Ideastap recently published an article by Denis Lawson where he explored the false perception that an actor has to “perform” or “act” in order to affect an audience. He mentioned the instance when Billy Wilder was directing Jack Lemmon: “There was a particular take that Wilder had Lemmon do over and over again. “Too much,” Wilder would say, “Do it again.” Finally, Wilder said, “That’s it.” Lemmon replied, “But I’m not doing anything!” “Exactly,” said Wilder.
This is something that Audition Doctor focuses on; the ridding of the extraneous theatrics that get in the way of an honest portrayal of a character. Both professional actors and drama school candidates come to Audition Doctor to find a way of using both the words as well as themselves to create a fully fleshed human being. Audition Doctor’s success rate is high because in encouraging her students to play to their inherent unique strengths, what is shown to an audition panel is less of a “performance” and a more natural and unstilted rendering.
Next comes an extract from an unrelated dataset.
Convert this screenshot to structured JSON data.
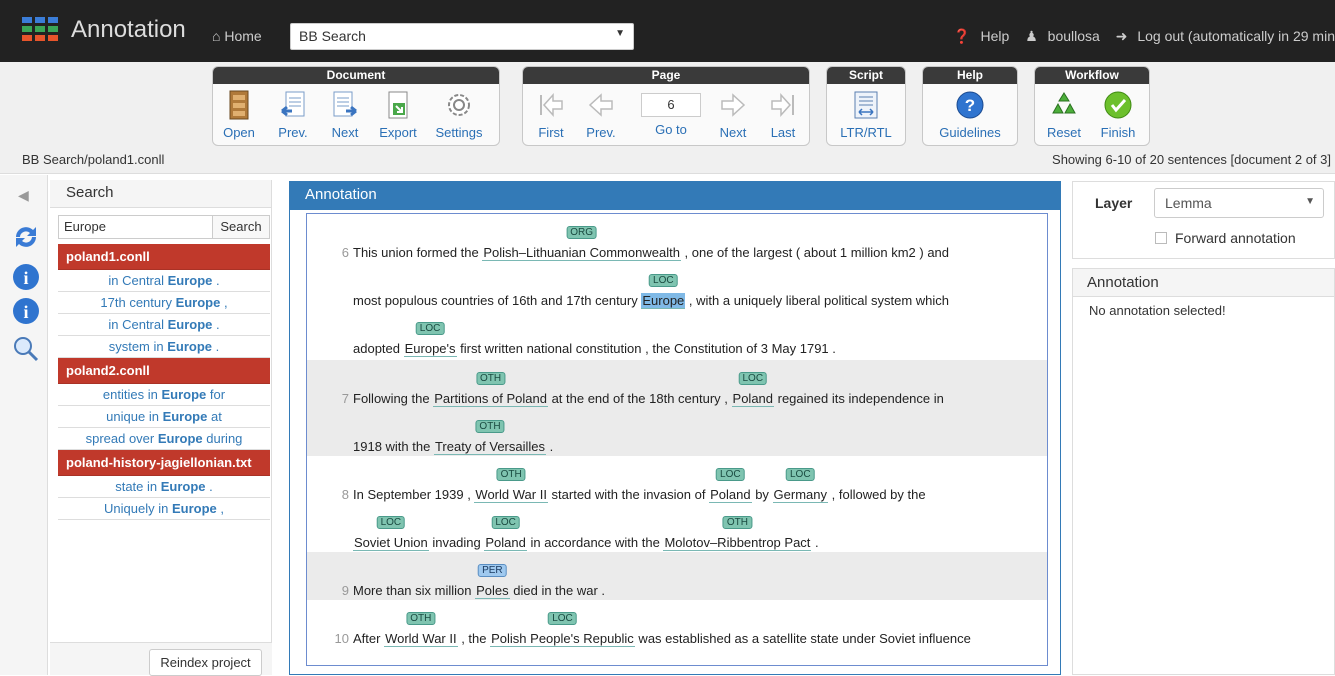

Textual analysis is essential, however, it is often seen as a way of creating a character by the building up of information from the writing layer by layer. Conversely, Lawson argues that the words should prompt the peeling away of layers and it is the act of stripping back which makes for an authentic performance.
Lawson says that while “it’s part of an actor’s equipment to be able to transform ourselves from part to part. Changing our appearance, altering our movement, our body language. But what can be equally challenging is nothing: just to be you. To have the confidence to work in front of an audience or in front of a camera and not do but be: peel back the layers to reveal yourself, and, through the sheer force of your concentration, to take the audience on a journey while appearing to be doing nothing. That takes nerve and confidence. The camera certainly loves it, but take that ability back on to the stage and it can be very powerful. I certainly feel now that if I’m straining and pushing for something, it’s wrong.”
Audition Doctor sessions encourage you to realise that less is more. However, this doesn’t mean that less work is done on the text. The confidence that results from intense textual exploration means that your performance can be informed and nuanced without having to resort to the artificiality that comes from “acting”.
Audition Doctor continues to be in high demand because aside from the practicalities of preparing for an audition, such as working on language and exploring a character’s intentions, Tilly encourages each of her students to realise what Lawson failed to realise early on in his career – that “the most potent weapon we have at our disposal as actors is ourselves.”